Newspaper: The Evening Sentinel

Date: April 5, 1979

Title: Nuclear crisis-Carter Fails Again

Author: Nicholas Von Hoffman


Apparently there has been a brain meltdown at the White House or perhaps a hydrogen bubble in the gut.

However it came about, Dr. Atomic, the man who ran for the presidency as, among other things, an accomplished nuclear engineer, has never looked worse than in his handling of the accident, or as the techno-bureaucrats like to call it "the event" or "the continuous incident" at Three Mile Island.

Here is the Environmental Protection Agency, supposedly an organ of government directly responsible to Mr. Carter, conceding it had let days go by without measuring the radiation falling on the citizens of Pennsylvania because, Lord save us, the matter would not fall in its jurisdiction until a radioactive cloud was obliging enough to cross a state line.

Beyond that, we have the Nuclear Regulatory Commission kept in the dark by Metropolitan Edison, the utility company that owns this plant, while it executes procedures of highly debatable safety to shut the plant down and which result in the emission of an apparently unknown quantity of radiation into the air and the flow of the Susquehanna River.

Moreover, it turns out that there may even have been an explosion in the plant which the commission was only belatedly informed of.

IN THE FACE of all this and much more, we find Dr. Atomic toddling off for a political fund raiser in Wisconsin where, you may presume, he indulged himself in his routine prattle about leadership.

If Mr. Carter would talk about leadership less and exercise it more, we might all be able to sleep without the fear that, as we snooze, a deadly radioactive iodine cloud will steal over us.
A president like Theodore Roosevelt, who never had to yak-yak about leadership, would have seized the plant and then said, as he did about the Panama Canal, that Congress could argue about the legalities later.

The Governor of Pennsylvania, on the other hand, has acquitted himself with distinction.
Richard Thornburgh's problem has been to find out which of the technicians in this disgraceful babble of contradiction, omission and artful distortion he should listen to.

The Commonwealth of Pennsylvania doesn't have legions of high energy physicists, engineers, and atomic scientists; it doesn't have the labs, the equipment or the high-tech backup to deal with a problem like this.

Only the federal government does, but instead of moving in to take charge so that we can be assured the matter is being handled by rational, competent and reasonably disinterested public servants, Dr. Atomic spent the first days of what millions of us consider a major crisis indicating it really isn't his responsibility.

THE NET RESULT was to give the impression that the future of the nuclear generating industry, whose stocks on Wall Street have already undergone a China Syndrome of their own, is of greater concern than the public health and safety.

Industry spokesmen have done all in their power to reinforce the idea they put bucks before people with a public relations patter that sounded like they were telling us:

"So what's a little radiation?
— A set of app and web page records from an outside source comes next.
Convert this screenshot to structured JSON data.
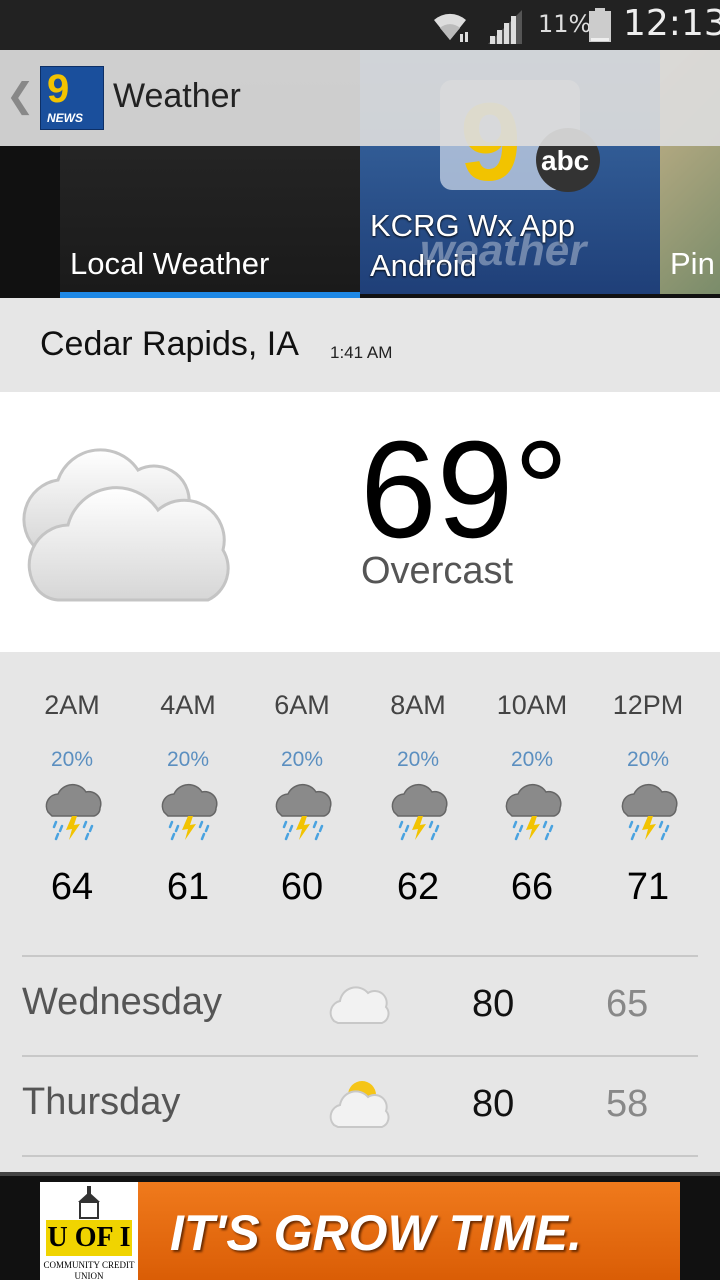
{
  "status_bar": {
    "battery_percent": "11%",
    "time": "12:13",
    "icons": [
      "wifi-icon",
      "signal-icon",
      "battery-icon"
    ]
  },
  "action_bar": {
    "title": "Weather",
    "logo_text": "9",
    "logo_subtext": "NEWS"
  },
  "tabs": [
    {
      "label": "Local Weather",
      "selected": true
    },
    {
      "label_line1": "KCRG Wx App",
      "label_line2": "Android",
      "watermark": "weather"
    },
    {
      "label": "Pin"
    }
  ],
  "location": {
    "city": "Cedar Rapids, IA",
    "updated": "1:41 AM"
  },
  "current": {
    "temperature": "69°",
    "condition": "Overcast",
    "icon": "overcast-icon"
  },
  "hourly": [
    {
      "time": "2AM",
      "precip": "20%",
      "temp": "64",
      "icon": "thunderstorm-icon"
    },
    {
      "time": "4AM",
      "precip": "20%",
      "temp": "61",
      "icon": "thunderstorm-icon"
    },
    {
      "time": "6AM",
      "precip": "20%",
      "temp": "60",
      "icon": "thunderstorm-icon"
    },
    {
      "time": "8AM",
      "precip": "20%",
      "temp": "62",
      "icon": "thunderstorm-icon"
    },
    {
      "time": "10AM",
      "precip": "20%",
      "temp": "66",
      "icon": "thunderstorm-icon"
    },
    {
      "time": "12PM",
      "precip": "20%",
      "temp": "71",
      "icon": "thunderstorm-icon"
    }
  ],
  "daily": [
    {
      "day": "Wednesday",
      "high": "80",
      "low": "65",
      "icon": "cloudy-icon"
    },
    {
      "day": "Thursday",
      "high": "80",
      "low": "58",
      "icon": "partly-sunny-icon"
    }
  ],
  "ad": {
    "slogan": "IT'S GROW TIME.",
    "logo_text": "U OF I",
    "logo_subtext": "COMMUNITY CREDIT UNION"
  },
  "colors": {
    "tab_indicator": "#1e88e5",
    "precip_text": "#5b8fc0",
    "ad_orange": "#e8690f"
  }
}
You get more radiation sunbathing in your backyard than on Three Mile Island."

"And talk about danger, look at what happened to Lee Trevino the golf pro. Remember how he got hit by lightning out on the golf course? Now, there's a guy in danger. In Harrisburg, they'll all live to be 100.

"CANCER, WHAT'S cancer? Look at how many die of it anyway. You're more likely to die from eating the lousy bacon with the additives in it."

"Don't talk to me about cancer. If you get it how do they cure you? With radiation, dummy, which you can't have without electricity. The atom gives cancer and takes it away, so turn on the air conditioner, and use up a few kilowatts."

The upshot is there is no reason to be upset. Older people will die of diabetes or a stroke before the radiation introduced ca [illegible] gets them and it's the older folks who [illegible] the majority of the voting.

There are other blessings to be counted. We're fortunate it happened in Pennsylvania. In case Three Mile Island goes up in the big mushroom, people can climb down into the abandoned coal mines to begin building a new mole society.

And what a boon to the Keystone State's highway safety program-night time drivers will soon be able to see pedestrians better because they'll glow in the dark.

The rest of us can read the part in Jimmy Carter's autobiography where Dr. Atomic went down into the guts of a reactor and got himself a big overdose while fixing it and then we can reflect that the difference between that act of bravery and Jimmy Carter's current waffle is the difference between physical courage and civic cowardice.